Congressman Joe Walsh told the Chicago Sun-Times today that the campaign's internal polling numbers show his race against Democrat Tammy Duckworth in a dead heat, though the campaign has not released those numbers.

Meanwhile, Walsh said financial numbers due out later this month are likely to show he's raised $300,000 in the last quarter, meaning Duckworth has outraised him about 5 to 1.

Outside spending is another story, however, with a SuperPAC having pumped more than $1.7 million into Walsh's campaign in the form of a series of attack ads against Duckworth.

The internal polling disclosure comes in a week of wildly varying polls -- from the Democratic Congressional Campaign Committee showing Duckworth up by 10 points to a We Ask America poll showing Walsh up slightly with 47 percent of the vote vs. Duckworth at about 46 percent.
"Why is this election so close? She's had this district drawn for her," Walsh said, referencing the fact that the incumbent's district had been sliced up and redrawn to benefit Democrats.

When asked why he believed the race was so close when other polls -- aside from We Ask America -- had shown Duckworth with a large lead, he pointed to the campaign's own polling.
"Our internal numbers say this is a dead heat, it's really close," he said.

The race has become one of the most closely watched in the nation.
This week, Duckworth released numbers showing that she raised $1.5 million in the last quarter.

"It will be amongst the highest for challengers for congress in the country," said Anton Becker for the Duckworth campaign. "$1.5 million is an enormous amount.
It just shows how grass roots our campaign is."

The campaign reported this week that nearly 95 percent of the individual contributions Duckworth received were for $100 or less and the average individual contribution was $53.17.

Numbers are due later this month, but Walsh on Friday said he believed his campaign had raised around $300,000 in that same time period.

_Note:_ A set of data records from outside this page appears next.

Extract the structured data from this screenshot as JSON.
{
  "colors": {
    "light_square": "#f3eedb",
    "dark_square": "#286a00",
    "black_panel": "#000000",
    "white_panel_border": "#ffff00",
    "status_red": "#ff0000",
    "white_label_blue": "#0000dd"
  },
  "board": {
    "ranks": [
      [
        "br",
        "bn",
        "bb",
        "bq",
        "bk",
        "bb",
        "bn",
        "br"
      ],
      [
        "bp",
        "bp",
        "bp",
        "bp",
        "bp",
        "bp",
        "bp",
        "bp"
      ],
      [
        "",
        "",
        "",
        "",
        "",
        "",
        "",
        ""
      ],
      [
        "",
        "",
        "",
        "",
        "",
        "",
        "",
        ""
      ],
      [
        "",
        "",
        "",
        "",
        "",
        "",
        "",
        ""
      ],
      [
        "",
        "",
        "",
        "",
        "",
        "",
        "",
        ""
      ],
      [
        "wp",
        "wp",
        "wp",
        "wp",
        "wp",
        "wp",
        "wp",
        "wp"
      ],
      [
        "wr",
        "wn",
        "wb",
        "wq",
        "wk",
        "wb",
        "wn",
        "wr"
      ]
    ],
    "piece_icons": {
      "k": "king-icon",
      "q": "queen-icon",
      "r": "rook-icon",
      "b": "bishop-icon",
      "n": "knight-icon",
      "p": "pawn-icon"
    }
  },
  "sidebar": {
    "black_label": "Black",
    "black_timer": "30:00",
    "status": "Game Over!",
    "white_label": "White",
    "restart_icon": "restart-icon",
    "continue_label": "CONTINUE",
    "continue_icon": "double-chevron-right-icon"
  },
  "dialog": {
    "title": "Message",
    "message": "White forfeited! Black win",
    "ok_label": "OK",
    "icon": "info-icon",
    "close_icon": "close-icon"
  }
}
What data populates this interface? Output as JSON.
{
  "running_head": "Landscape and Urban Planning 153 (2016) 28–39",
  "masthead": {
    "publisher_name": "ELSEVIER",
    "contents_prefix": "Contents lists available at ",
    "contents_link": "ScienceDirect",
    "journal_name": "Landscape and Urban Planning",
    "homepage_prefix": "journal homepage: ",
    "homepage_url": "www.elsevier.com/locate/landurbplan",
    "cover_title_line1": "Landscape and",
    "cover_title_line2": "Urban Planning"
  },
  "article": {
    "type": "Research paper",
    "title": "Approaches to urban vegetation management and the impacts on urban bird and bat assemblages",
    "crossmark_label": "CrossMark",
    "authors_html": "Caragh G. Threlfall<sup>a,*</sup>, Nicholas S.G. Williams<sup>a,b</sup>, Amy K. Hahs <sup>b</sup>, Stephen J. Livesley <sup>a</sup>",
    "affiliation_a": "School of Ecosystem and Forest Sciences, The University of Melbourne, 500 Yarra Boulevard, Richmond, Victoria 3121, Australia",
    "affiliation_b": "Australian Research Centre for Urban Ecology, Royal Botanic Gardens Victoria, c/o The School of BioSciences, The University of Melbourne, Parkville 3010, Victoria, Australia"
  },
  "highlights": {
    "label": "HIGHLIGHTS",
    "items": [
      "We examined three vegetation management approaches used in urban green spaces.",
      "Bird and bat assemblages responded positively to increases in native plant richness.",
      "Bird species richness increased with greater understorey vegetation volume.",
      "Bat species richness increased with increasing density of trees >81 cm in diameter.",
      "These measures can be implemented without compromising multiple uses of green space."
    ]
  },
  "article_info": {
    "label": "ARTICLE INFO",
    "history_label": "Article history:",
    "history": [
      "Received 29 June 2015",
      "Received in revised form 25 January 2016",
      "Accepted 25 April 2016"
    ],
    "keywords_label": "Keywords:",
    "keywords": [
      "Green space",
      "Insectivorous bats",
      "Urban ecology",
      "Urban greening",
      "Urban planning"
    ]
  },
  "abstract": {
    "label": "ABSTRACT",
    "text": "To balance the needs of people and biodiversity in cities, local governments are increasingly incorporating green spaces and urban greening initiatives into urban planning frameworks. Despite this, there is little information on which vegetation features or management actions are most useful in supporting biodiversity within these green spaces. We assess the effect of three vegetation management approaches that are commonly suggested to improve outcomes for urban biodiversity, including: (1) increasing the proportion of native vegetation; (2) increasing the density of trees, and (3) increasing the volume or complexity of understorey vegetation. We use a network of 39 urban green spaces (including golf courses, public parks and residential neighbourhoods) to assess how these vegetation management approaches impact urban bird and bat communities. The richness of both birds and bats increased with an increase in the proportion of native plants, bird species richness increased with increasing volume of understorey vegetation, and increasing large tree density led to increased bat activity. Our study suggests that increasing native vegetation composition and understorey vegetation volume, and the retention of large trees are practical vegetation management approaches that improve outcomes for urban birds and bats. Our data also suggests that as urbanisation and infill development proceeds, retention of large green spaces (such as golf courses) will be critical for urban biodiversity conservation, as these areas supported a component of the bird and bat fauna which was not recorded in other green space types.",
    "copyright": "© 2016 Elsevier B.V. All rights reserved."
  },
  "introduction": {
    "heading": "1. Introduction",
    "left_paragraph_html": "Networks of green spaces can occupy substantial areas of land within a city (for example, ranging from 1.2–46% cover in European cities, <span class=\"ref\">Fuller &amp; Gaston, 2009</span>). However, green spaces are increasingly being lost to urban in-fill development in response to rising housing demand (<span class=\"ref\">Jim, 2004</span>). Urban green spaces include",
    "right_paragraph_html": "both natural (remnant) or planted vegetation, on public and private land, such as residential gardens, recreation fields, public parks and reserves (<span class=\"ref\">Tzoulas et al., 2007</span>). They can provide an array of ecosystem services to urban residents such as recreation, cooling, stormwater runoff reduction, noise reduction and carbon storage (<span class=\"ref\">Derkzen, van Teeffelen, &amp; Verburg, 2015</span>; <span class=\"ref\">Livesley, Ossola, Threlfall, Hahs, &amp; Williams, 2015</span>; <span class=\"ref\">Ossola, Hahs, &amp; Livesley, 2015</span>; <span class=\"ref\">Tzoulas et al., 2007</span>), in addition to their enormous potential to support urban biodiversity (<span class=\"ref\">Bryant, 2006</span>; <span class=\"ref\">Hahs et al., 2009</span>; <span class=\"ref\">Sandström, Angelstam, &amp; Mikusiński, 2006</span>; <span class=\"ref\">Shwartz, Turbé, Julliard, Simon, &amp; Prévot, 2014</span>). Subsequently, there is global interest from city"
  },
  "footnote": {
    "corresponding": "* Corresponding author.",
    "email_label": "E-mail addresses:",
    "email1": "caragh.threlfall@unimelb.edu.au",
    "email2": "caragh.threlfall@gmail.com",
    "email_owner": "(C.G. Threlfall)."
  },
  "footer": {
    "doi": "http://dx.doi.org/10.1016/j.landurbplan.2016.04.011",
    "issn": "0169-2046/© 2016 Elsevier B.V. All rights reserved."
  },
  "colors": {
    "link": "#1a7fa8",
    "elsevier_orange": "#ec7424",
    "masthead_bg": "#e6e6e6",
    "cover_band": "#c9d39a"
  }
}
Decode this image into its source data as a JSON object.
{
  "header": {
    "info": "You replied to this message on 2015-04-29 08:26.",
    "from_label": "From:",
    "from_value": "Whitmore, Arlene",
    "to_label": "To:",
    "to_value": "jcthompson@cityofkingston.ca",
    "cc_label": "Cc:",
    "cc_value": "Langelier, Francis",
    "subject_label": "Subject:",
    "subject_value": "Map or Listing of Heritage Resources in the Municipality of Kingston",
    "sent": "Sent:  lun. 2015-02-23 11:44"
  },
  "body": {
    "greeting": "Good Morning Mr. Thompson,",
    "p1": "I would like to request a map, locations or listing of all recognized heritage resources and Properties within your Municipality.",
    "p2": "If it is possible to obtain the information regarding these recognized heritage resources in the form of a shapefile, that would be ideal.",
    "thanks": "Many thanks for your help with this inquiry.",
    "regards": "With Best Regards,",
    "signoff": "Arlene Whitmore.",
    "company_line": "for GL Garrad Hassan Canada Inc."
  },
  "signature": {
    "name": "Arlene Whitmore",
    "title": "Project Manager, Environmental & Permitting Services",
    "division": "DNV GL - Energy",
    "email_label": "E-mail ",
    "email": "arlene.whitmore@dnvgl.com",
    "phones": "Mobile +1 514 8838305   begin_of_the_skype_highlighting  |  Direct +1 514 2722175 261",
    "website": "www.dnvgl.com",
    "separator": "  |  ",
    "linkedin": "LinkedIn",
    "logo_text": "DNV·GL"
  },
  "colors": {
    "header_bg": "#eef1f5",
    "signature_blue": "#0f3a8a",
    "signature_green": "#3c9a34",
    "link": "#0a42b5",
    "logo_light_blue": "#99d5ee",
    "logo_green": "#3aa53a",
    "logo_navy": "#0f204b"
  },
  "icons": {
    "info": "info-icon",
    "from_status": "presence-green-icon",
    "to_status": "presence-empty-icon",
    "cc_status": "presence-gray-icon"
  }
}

However, there has been an enormous infusion of cash into Walsh's campaign by an outside SuperPAC called Now or Never.